• What you will do: Scan the entries below and extract each line with the word "Save" in it.

=== Section Start ===

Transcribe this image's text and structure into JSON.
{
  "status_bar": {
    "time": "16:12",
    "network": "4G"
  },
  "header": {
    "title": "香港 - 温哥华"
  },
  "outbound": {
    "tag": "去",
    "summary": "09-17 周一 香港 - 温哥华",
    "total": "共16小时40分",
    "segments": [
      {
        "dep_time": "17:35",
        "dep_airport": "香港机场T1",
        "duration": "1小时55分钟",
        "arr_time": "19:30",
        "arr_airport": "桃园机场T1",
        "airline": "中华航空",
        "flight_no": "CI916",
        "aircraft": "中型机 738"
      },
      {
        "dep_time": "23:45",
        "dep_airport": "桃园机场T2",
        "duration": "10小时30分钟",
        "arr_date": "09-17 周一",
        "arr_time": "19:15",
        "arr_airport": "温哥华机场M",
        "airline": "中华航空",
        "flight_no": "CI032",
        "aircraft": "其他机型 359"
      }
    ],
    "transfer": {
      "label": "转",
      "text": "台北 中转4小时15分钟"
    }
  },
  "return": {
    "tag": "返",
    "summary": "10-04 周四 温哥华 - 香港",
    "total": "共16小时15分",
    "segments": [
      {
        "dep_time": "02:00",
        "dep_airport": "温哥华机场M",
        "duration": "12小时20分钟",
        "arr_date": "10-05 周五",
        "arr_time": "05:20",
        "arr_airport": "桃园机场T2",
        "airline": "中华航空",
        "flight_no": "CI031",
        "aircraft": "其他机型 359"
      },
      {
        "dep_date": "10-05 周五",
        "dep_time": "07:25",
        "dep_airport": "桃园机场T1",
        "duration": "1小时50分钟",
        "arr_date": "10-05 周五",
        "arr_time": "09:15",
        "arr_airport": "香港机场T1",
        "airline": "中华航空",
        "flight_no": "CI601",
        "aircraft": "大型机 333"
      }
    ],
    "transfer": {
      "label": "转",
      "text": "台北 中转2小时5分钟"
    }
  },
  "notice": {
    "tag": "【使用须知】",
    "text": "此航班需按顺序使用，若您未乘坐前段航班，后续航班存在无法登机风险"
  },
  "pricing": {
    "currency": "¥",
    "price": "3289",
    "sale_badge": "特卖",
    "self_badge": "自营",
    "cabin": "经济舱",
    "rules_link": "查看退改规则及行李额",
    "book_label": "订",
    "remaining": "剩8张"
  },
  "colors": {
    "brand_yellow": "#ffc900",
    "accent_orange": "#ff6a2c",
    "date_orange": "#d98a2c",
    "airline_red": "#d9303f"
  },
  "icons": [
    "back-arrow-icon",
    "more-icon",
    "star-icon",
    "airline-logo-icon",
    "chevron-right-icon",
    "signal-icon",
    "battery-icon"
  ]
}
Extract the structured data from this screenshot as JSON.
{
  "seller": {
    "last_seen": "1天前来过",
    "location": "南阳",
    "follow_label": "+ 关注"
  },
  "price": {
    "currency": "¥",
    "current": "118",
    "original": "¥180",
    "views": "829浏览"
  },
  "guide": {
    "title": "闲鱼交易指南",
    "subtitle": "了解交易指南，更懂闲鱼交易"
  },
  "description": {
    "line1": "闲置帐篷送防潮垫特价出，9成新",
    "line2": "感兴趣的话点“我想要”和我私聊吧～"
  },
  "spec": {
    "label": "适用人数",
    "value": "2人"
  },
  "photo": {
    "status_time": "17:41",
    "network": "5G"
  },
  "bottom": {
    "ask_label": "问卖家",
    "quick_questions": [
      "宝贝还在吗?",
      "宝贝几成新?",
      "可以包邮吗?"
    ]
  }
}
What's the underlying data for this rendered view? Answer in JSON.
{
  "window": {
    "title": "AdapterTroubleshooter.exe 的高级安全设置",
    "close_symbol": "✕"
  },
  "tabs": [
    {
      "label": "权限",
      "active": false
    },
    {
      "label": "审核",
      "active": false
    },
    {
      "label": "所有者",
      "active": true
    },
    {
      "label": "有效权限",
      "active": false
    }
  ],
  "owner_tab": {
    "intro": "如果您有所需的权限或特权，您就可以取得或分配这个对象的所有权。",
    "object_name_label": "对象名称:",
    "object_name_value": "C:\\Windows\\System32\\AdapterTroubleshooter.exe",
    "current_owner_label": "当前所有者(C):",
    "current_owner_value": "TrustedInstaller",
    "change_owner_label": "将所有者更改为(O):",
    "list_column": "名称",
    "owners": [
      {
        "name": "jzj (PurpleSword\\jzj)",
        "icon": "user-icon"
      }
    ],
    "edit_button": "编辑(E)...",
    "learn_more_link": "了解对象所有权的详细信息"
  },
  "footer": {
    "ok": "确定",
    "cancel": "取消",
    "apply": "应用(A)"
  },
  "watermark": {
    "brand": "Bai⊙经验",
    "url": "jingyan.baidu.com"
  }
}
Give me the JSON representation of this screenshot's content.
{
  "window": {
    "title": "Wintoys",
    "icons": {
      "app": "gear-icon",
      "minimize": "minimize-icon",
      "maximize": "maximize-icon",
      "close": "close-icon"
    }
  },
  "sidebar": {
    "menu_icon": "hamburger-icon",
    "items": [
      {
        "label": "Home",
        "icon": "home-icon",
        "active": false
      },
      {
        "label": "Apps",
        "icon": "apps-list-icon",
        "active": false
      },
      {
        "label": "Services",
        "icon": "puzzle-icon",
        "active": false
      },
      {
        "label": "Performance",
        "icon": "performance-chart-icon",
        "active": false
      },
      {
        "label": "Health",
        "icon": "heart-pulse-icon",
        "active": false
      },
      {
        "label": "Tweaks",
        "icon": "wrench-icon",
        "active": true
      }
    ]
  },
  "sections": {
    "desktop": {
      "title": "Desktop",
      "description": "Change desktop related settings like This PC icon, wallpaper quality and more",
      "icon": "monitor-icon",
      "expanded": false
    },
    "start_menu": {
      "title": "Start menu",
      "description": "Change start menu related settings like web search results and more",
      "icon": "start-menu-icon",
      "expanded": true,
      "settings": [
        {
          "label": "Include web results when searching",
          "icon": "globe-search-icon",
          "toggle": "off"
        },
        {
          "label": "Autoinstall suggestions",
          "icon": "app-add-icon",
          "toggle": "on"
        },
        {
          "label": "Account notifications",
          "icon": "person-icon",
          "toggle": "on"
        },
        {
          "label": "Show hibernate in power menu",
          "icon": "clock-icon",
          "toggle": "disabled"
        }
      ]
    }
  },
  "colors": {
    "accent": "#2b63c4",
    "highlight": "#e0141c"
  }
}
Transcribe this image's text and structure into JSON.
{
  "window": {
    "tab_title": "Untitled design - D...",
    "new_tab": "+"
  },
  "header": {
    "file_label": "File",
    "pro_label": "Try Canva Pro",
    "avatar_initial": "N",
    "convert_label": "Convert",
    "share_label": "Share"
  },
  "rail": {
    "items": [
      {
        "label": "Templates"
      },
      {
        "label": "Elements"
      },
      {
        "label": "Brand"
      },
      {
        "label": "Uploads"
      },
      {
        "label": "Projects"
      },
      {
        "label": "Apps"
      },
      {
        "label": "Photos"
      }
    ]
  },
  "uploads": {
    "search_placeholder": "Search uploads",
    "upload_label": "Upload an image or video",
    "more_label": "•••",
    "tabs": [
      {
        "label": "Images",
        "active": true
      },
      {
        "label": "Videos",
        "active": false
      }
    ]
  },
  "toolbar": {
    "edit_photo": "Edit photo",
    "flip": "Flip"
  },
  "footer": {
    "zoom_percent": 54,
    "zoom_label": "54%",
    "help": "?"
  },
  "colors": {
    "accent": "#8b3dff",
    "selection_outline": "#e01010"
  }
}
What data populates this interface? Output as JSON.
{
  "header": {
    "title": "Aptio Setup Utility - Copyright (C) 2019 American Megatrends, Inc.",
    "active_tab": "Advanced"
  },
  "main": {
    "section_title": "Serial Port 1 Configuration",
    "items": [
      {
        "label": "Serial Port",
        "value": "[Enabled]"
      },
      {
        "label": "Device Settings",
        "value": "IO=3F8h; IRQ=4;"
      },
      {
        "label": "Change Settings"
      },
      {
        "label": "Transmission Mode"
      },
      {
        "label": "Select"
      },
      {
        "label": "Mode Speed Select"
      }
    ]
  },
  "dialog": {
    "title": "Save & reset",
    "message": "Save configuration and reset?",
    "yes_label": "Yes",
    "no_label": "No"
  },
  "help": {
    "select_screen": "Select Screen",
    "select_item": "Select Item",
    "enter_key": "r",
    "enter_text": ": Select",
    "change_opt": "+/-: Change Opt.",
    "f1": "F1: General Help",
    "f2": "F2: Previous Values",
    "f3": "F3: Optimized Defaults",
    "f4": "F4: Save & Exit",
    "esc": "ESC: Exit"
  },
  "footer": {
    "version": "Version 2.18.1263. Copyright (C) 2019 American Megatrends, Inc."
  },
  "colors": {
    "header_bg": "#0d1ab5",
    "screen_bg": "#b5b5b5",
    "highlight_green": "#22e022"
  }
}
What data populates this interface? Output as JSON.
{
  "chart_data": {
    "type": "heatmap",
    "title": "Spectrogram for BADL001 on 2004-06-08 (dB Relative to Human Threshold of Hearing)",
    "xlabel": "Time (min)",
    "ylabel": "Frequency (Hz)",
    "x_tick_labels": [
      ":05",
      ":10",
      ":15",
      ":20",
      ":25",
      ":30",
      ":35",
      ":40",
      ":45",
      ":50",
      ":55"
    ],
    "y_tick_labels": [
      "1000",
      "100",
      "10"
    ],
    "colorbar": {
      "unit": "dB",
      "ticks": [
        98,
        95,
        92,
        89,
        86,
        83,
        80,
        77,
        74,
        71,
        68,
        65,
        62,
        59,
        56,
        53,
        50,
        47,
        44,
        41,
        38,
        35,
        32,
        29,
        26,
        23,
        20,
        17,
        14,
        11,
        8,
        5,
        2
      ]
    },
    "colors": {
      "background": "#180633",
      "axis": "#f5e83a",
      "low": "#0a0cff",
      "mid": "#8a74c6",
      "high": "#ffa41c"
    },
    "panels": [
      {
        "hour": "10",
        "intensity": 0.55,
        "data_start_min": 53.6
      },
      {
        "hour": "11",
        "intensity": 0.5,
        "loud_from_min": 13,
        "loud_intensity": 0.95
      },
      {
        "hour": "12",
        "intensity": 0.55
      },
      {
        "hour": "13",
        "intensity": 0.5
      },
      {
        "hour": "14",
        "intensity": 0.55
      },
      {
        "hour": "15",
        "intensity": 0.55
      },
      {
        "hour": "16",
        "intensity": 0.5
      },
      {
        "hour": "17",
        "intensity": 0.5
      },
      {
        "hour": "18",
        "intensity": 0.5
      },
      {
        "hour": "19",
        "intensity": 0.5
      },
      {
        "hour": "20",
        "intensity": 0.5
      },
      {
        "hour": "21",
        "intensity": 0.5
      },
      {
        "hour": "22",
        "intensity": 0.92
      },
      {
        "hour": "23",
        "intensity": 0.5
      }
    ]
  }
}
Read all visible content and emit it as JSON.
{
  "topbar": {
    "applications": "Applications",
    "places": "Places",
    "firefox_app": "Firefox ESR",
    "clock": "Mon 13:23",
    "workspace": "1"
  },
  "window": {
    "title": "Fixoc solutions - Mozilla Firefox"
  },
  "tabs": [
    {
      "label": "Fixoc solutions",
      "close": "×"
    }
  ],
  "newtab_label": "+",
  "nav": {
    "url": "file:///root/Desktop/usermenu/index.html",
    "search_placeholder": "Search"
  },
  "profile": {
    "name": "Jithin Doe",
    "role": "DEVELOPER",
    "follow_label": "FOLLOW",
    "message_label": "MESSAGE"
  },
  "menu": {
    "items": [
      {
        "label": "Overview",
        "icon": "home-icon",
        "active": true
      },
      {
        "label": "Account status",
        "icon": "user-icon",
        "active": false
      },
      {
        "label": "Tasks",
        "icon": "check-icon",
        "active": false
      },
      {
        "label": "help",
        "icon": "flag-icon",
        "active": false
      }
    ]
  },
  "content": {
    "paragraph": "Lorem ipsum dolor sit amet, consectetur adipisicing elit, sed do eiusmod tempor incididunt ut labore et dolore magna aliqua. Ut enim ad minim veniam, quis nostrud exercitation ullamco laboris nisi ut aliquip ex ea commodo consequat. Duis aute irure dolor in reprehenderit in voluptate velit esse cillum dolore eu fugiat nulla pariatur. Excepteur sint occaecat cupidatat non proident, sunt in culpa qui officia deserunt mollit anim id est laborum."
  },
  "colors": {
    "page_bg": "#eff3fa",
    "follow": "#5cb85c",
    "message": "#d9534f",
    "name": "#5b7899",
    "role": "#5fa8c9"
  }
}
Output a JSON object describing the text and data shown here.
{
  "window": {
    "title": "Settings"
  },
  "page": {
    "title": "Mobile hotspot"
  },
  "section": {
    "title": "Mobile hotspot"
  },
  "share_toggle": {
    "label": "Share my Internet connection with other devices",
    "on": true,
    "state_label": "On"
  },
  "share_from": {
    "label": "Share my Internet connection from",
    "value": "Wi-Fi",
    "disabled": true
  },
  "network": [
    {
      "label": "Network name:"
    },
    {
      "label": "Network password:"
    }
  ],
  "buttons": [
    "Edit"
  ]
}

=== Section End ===

• Task solution:
    "title": "Save & reset",
    "message": "Save configuration and reset?",
    "f4": "F4: Save & Exit",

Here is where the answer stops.